Among the entries below, find how many lines carry the word "this" and state only that figure.

--- Dataset extract Enclosed Below ---

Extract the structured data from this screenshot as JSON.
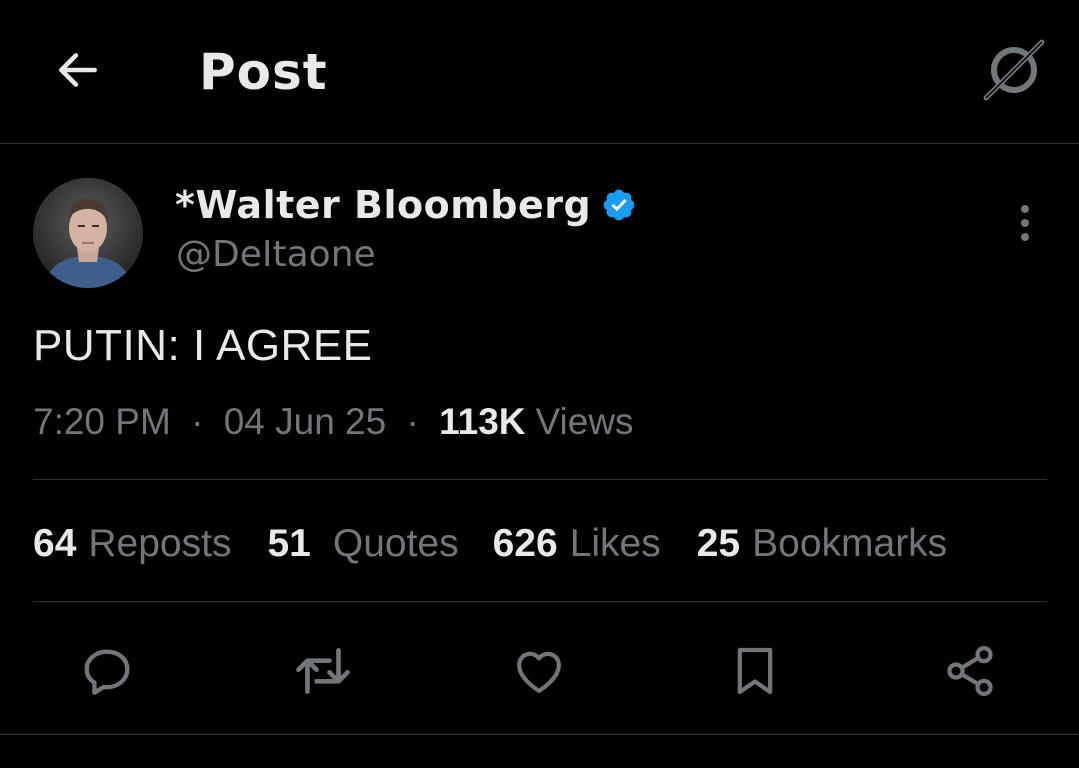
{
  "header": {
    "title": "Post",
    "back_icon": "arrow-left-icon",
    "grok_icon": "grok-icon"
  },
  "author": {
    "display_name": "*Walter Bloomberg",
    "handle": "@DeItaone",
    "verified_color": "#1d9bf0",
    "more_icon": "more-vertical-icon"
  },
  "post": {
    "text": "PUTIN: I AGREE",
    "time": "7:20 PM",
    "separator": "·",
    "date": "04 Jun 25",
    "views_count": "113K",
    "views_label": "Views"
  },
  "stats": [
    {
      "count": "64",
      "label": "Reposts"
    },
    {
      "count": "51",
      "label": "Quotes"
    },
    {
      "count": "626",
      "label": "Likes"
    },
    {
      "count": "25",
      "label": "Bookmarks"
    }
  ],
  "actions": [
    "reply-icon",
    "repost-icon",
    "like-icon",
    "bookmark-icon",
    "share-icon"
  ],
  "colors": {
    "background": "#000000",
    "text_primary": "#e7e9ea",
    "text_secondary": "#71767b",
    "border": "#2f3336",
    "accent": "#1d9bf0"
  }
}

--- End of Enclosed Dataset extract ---
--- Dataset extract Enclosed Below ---

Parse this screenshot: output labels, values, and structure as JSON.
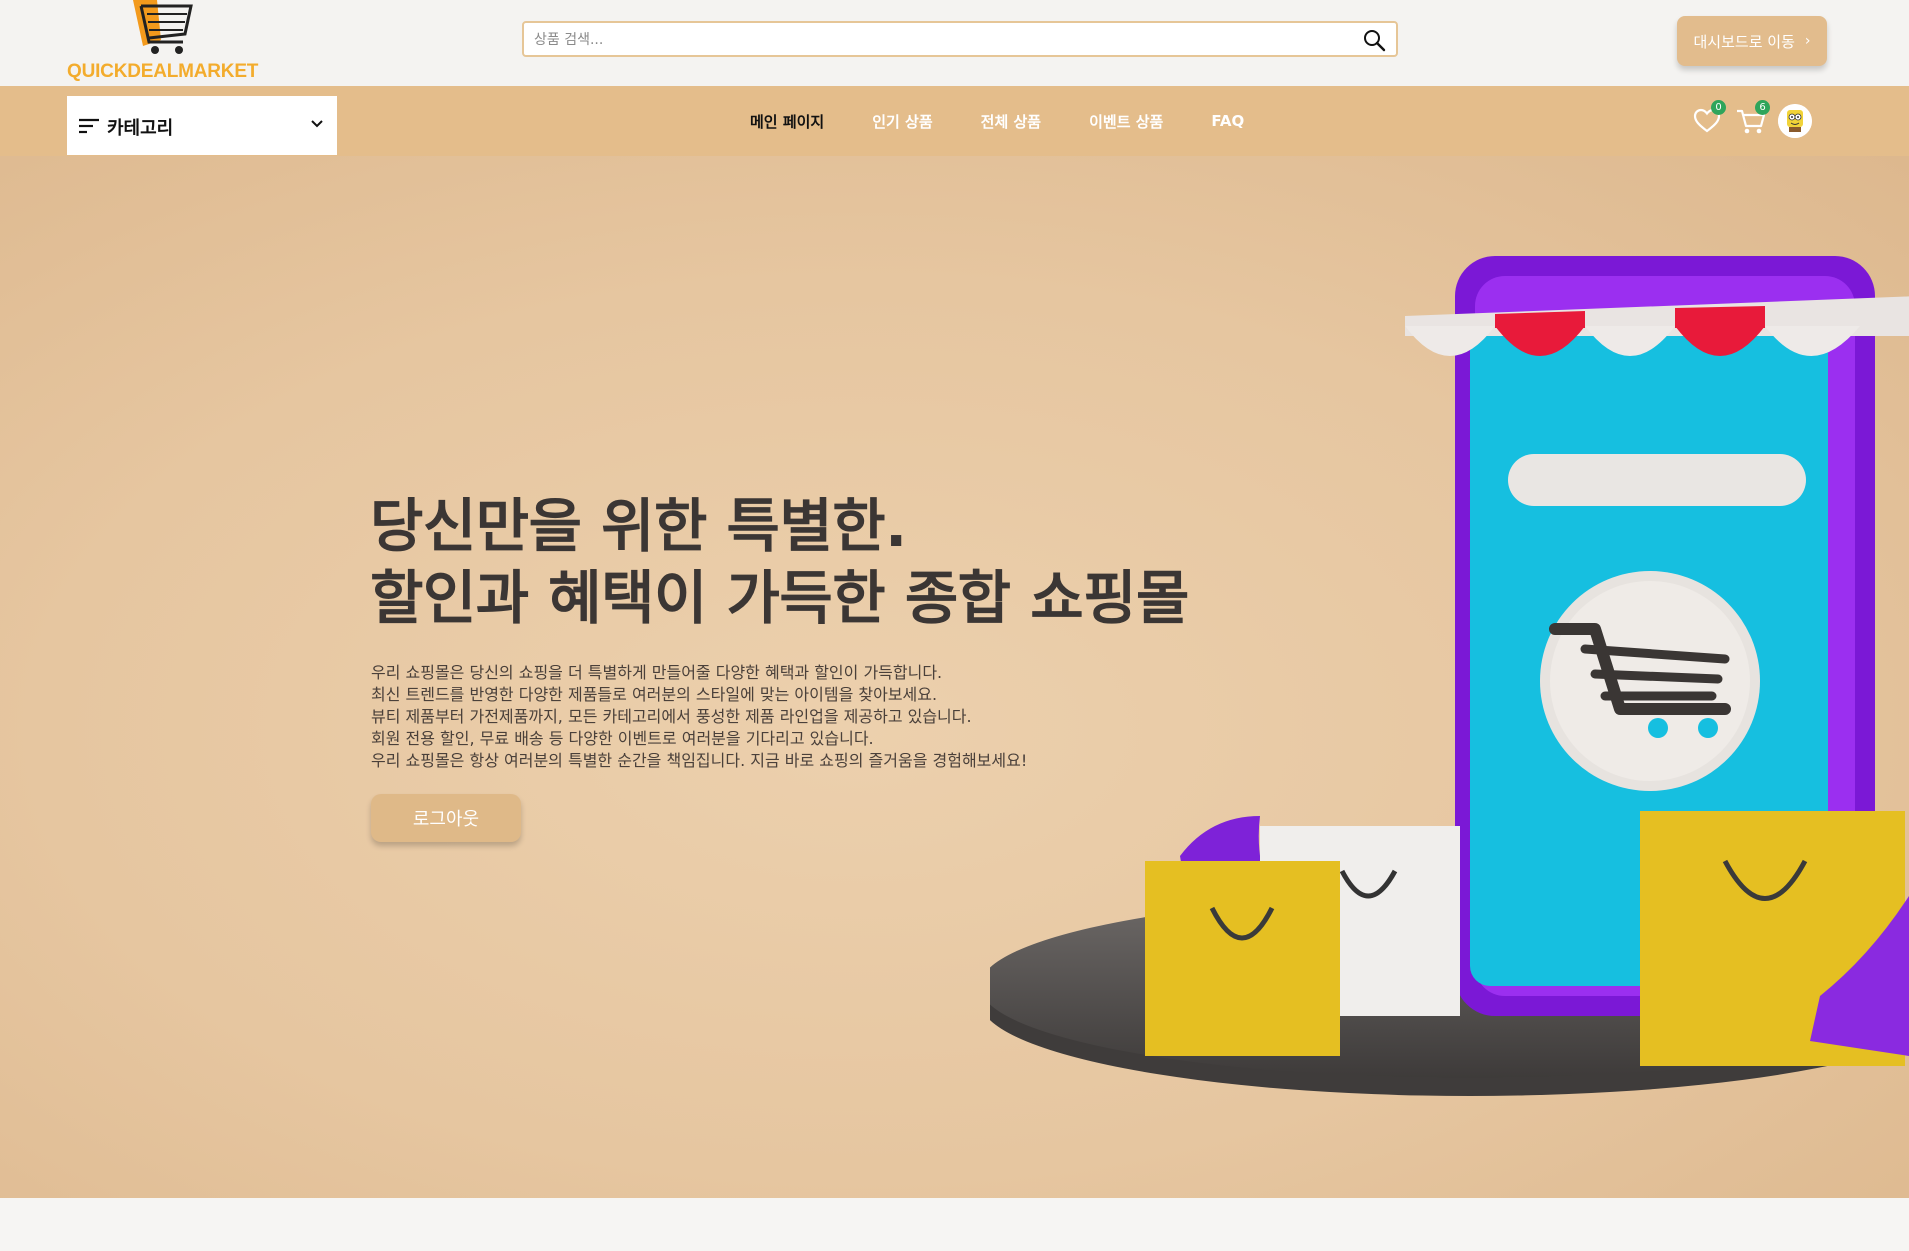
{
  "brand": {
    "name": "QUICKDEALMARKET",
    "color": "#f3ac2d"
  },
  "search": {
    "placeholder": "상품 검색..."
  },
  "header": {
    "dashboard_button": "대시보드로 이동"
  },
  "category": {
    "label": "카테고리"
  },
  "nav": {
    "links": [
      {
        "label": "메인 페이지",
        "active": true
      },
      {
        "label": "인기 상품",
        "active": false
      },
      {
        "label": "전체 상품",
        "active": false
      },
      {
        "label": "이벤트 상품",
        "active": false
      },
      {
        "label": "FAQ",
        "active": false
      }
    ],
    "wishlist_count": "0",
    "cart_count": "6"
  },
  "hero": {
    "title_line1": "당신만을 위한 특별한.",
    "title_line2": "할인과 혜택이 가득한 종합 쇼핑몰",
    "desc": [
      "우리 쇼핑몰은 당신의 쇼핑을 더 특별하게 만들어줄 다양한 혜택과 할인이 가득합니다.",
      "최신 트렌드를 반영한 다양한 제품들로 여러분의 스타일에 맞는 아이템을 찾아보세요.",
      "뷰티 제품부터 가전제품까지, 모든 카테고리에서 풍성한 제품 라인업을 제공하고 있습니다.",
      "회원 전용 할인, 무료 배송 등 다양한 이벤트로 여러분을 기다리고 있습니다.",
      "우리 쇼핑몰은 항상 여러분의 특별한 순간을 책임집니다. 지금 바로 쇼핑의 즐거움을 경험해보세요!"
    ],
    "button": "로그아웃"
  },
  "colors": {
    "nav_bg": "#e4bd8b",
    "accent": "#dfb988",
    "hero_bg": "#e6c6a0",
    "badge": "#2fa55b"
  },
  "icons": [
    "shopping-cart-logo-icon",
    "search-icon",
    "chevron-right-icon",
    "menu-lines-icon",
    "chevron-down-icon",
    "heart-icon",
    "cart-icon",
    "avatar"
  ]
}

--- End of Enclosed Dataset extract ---
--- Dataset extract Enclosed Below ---

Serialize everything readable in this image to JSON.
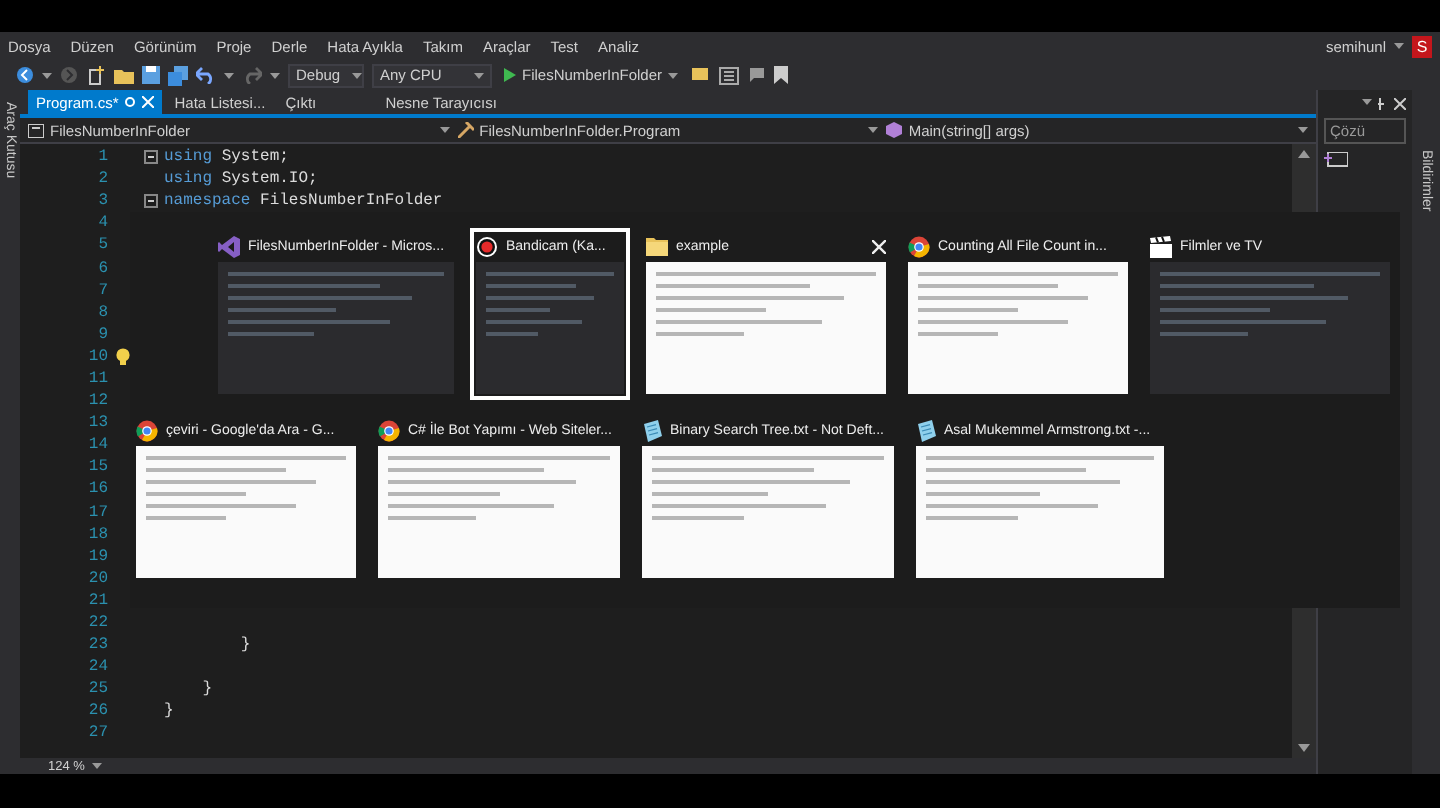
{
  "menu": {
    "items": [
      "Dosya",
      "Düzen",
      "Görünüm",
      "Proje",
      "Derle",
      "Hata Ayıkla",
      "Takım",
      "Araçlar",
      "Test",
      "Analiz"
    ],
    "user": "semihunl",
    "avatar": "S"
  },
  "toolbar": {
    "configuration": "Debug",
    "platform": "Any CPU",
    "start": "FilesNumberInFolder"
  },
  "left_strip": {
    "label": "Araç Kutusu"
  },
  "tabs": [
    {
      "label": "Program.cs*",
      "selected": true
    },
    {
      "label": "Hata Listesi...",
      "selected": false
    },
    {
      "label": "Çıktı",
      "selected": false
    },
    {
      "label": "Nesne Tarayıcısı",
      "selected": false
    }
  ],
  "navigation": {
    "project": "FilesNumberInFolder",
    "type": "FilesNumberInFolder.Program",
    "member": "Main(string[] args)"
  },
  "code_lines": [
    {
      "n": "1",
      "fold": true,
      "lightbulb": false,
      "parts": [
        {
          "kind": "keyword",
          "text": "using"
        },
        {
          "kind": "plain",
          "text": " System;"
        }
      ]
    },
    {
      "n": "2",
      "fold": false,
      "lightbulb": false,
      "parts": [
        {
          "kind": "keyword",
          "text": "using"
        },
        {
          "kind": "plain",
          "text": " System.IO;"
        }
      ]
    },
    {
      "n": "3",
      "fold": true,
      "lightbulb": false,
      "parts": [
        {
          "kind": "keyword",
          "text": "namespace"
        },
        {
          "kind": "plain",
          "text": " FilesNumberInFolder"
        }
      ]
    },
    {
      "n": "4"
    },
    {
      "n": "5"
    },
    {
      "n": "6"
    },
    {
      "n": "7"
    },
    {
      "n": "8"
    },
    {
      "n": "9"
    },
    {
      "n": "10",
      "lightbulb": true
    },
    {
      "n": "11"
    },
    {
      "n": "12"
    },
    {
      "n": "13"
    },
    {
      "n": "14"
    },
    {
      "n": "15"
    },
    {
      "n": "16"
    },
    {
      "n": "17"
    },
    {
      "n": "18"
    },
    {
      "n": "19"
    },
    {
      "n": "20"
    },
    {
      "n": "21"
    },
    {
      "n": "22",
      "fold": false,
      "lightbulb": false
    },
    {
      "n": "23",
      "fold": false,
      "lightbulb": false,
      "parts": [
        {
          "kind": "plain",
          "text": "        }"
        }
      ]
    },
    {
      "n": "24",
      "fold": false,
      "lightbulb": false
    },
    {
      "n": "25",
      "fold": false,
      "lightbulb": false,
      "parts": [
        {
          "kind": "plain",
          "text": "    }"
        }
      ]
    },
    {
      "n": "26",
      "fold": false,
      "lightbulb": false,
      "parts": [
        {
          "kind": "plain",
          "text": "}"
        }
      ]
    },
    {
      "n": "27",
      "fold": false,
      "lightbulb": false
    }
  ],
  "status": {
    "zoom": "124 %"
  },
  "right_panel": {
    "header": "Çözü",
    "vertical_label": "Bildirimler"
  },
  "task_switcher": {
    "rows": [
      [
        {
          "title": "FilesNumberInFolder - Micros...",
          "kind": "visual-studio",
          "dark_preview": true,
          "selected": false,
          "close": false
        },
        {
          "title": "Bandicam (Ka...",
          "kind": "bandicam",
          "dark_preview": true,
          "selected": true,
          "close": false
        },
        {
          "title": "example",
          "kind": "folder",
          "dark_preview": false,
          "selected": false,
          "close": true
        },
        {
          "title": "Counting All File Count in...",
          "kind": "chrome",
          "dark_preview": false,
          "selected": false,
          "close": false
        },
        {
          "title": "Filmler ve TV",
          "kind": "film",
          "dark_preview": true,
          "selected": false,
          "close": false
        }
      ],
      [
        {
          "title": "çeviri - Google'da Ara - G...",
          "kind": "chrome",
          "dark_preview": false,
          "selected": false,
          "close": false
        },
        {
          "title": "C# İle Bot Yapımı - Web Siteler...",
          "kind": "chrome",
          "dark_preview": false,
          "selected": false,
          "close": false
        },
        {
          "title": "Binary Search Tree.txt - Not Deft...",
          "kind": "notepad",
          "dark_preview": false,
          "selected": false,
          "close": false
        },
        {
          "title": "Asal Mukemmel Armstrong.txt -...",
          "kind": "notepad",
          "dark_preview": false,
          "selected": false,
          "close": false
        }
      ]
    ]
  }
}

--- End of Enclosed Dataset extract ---

Answer box: 3